It’s good to be a Longhorn — especially this week.
The undefeated, undoubtedly awesome Lady Longhorns softball team seeks to add another win to their dazzling string of victories today at 4 p.m.
Better yet, Albert Hunt will offer up his deep-pit barbecue — the stuff of legends — for the team’s crucial, annual fund-raiser. Please note, the district provides almost no funding for extracurricular activities — even a softball team that’s got a serious shot at winning a state championship this year. The sports teams, bands, student clubs, academic teams and drama program all depend on the unfailing generosity of the most awesome folks found anywhere — which is to say you folks.
The savory, beefy wonderfulness starts at 4, at the same time as the JV game. Don’t be late, it’s sure to sell out.
The Lady Longhorns start their game at 6 — at the same time as the boys baseball team. You can hop from field to field and savor the joys of small-town baseball, under balmy skies with a bellyful of beef. The baseball team hasn’t steamrollered its foes like the girls this year — but they have a good chance of making it into the playoffs themselves.
The fund-raiser pays for uniforms, travel costs, tournament fees, equipment. Dinner’s just $6 — but it’s worth $20 (which is probably what you ought to put in the kitty anyhow).
Meantime, you can sit back and watch the best softball team to take the field in Rim Country history.
Sit back and gloat: No doubt about it. It’s great to be a Longhorn.
Grab the tin foil helmets
Let’s see if we grasp the situation.
Faced with an enrollment decline during the worst recession in half a century, the Payson Unified School District puts Frontier Elementary School on the auction block.
Never mind that the town’s general plan envisions the current population of 15,000 growing to 38,000.
Never mind that the Rim Country Educational Alliance is about to sign a deal to bring a 6,000-student university to town.
Never mind that Payson’s just about the only community in Arizona with enough water to grow.
Never mind that the taxpayers spent far more to build Frontier than the district will get from selling it.
Never mind that the real estate market’s still bumping along the bottom.
Nope. Don’t bother us with all those confusing facts.
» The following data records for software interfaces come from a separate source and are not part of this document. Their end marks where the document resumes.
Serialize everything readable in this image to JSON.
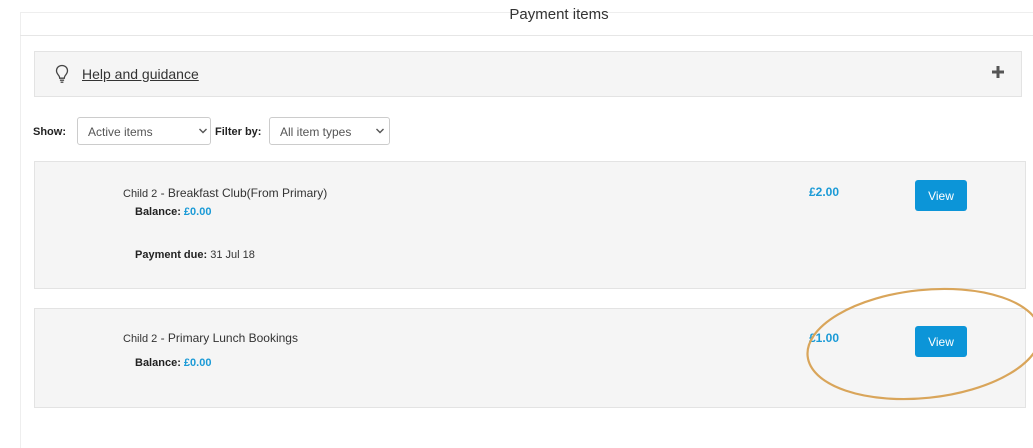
{
  "page": {
    "title": "Payment items"
  },
  "help": {
    "icon": "lightbulb-icon",
    "label": "Help and guidance",
    "expand_icon": "plus-icon"
  },
  "filters": {
    "show_label": "Show:",
    "show_value": "Active items",
    "filter_label": "Filter by:",
    "filter_value": "All item types"
  },
  "items": [
    {
      "child": "Child 2",
      "separator": " - ",
      "name": "Breakfast Club(From Primary)",
      "balance_label": "Balance:",
      "balance_value": "£0.00",
      "due_label": "Payment due:",
      "due_value": "31 Jul 18",
      "amount": "£2.00",
      "button_label": "View"
    },
    {
      "child": "Child 2",
      "separator": " - ",
      "name": "Primary Lunch Bookings",
      "balance_label": "Balance:",
      "balance_value": "£0.00",
      "amount": "£1.00",
      "button_label": "View"
    }
  ],
  "colors": {
    "accent": "#1a9ad6",
    "button": "#0c95d8",
    "panel": "#f5f5f5",
    "annotation": "#d9a55a"
  }
}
The never-explained formula offered up by the Arizona School Board Association says we’ll never get back the students we lost: Down, down, down the rabbit hole we go. Don’t need no school site, no how, not never.
All right. For the moment, let us grant the premise. Enrollment’s down, won’t come back up for years — if ever: We don’t need Frontier.
So, heck — let’s sell it for $1.25 million to a private school — whose future growth and survival will depend on how many students it can siphon away from the already dwindling Payson Unified School District.
What struggling business would have a fire sale to benefit a competitor? Does this make any sense at all? We must be missing something.
Mind you, we’ve been impressed with new Superintendent Ron Hitchcock’s emphasis on student achievement — and research. We’ve also been impressed by the seriousness and diversity of the present school board. Moreover, the discussion of how to use the one-time infusion of money from the sale to add on to Payson Elementary School made sense. Classrooms for all-day kindergarten, reading intervention and assemblies makes all the sense in the world.
Nonetheless, selling Frontier to a competing school sounds like crazy talk. Get out the tin foil helmets. This is just weird.
Of course, maybe the board has gotten tired of the layoffs, state budget cuts and slap-dash state reforms. Maybe they just want to give up and sell off the schools one by one to their private competitors at swap meet prices and get themselves out of the education business.
That’s kind of what it looks like. But then, maybe we’re just not grasping the situation.